In full and without deviation, write out the entries that follow.

### Provided entries
---------------
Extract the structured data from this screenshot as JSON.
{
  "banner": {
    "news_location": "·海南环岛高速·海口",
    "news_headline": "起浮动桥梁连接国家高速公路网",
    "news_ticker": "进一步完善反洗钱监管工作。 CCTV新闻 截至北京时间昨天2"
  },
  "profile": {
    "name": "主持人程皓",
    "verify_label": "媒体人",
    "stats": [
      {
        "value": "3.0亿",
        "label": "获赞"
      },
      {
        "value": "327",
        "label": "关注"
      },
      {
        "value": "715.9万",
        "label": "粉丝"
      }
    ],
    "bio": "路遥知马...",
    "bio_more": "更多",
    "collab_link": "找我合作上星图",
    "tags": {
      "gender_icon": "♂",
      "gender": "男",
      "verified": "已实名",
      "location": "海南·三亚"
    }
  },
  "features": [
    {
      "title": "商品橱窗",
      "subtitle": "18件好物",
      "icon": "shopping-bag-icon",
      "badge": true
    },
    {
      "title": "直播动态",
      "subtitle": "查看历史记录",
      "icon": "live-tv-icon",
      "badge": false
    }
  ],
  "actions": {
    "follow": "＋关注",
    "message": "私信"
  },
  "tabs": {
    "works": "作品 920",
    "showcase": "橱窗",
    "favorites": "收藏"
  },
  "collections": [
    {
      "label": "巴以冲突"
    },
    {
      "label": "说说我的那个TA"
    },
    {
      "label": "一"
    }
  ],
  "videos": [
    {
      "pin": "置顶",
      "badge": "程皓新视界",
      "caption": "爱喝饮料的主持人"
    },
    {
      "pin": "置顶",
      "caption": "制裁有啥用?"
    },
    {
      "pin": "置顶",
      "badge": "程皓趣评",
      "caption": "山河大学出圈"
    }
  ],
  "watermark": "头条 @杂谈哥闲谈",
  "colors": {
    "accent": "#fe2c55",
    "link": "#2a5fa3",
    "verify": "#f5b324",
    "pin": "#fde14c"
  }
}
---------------
### Result
Extract the structured data from this screenshot as JSON.
{
  "banner": {
    "news_location": "·海南环岛高速·海口",
    "news_headline": "起浮动桥梁连接国家高速公路网",
    "news_ticker": "进一步完善反洗钱监管工作。 CCTV新闻 截至北京时间昨天2"
  },
  "profile": {
    "name": "主持人程皓",
    "verify_label": "媒体人",
    "stats": [
      {
        "value": "3.0亿",
        "label": "获赞"
      },
      {
        "value": "327",
        "label": "关注"
      },
      {
        "value": "715.9万",
        "label": "粉丝"
      }
    ],
    "bio": "路遥知马...",
    "bio_more": "更多",
    "collab_link": "找我合作上星图",
    "tags": {
      "gender_icon": "♂",
      "gender": "男",
      "verified": "已实名",
      "location": "海南·三亚"
    }
  },
  "features": [
    {
      "title": "商品橱窗",
      "subtitle": "18件好物",
      "icon": "shopping-bag-icon",
      "badge": true
    },
    {
      "title": "直播动态",
      "subtitle": "查看历史记录",
      "icon": "live-tv-icon",
      "badge": false
    }
  ],
  "actions": {
    "follow": "＋关注",
    "message": "私信"
  },
  "tabs": {
    "works": "作品 920",
    "showcase": "橱窗",
    "favorites": "收藏"
  },
  "collections": [
    {
      "label": "巴以冲突"
    },
    {
      "label": "说说我的那个TA"
    },
    {
      "label": "一"
    }
  ],
  "videos": [
    {
      "pin": "置顶",
      "badge": "程皓新视界",
      "caption": "爱喝饮料的主持人"
    },
    {
      "pin": "置顶",
      "caption": "制裁有啥用?"
    },
    {
      "pin": "置顶",
      "badge": "程皓趣评",
      "caption": "山河大学出圈"
    }
  ],
  "watermark": "头条 @杂谈哥闲谈",
  "colors": {
    "accent": "#fe2c55",
    "link": "#2a5fa3",
    "verify": "#f5b324",
    "pin": "#fde14c"
  }
}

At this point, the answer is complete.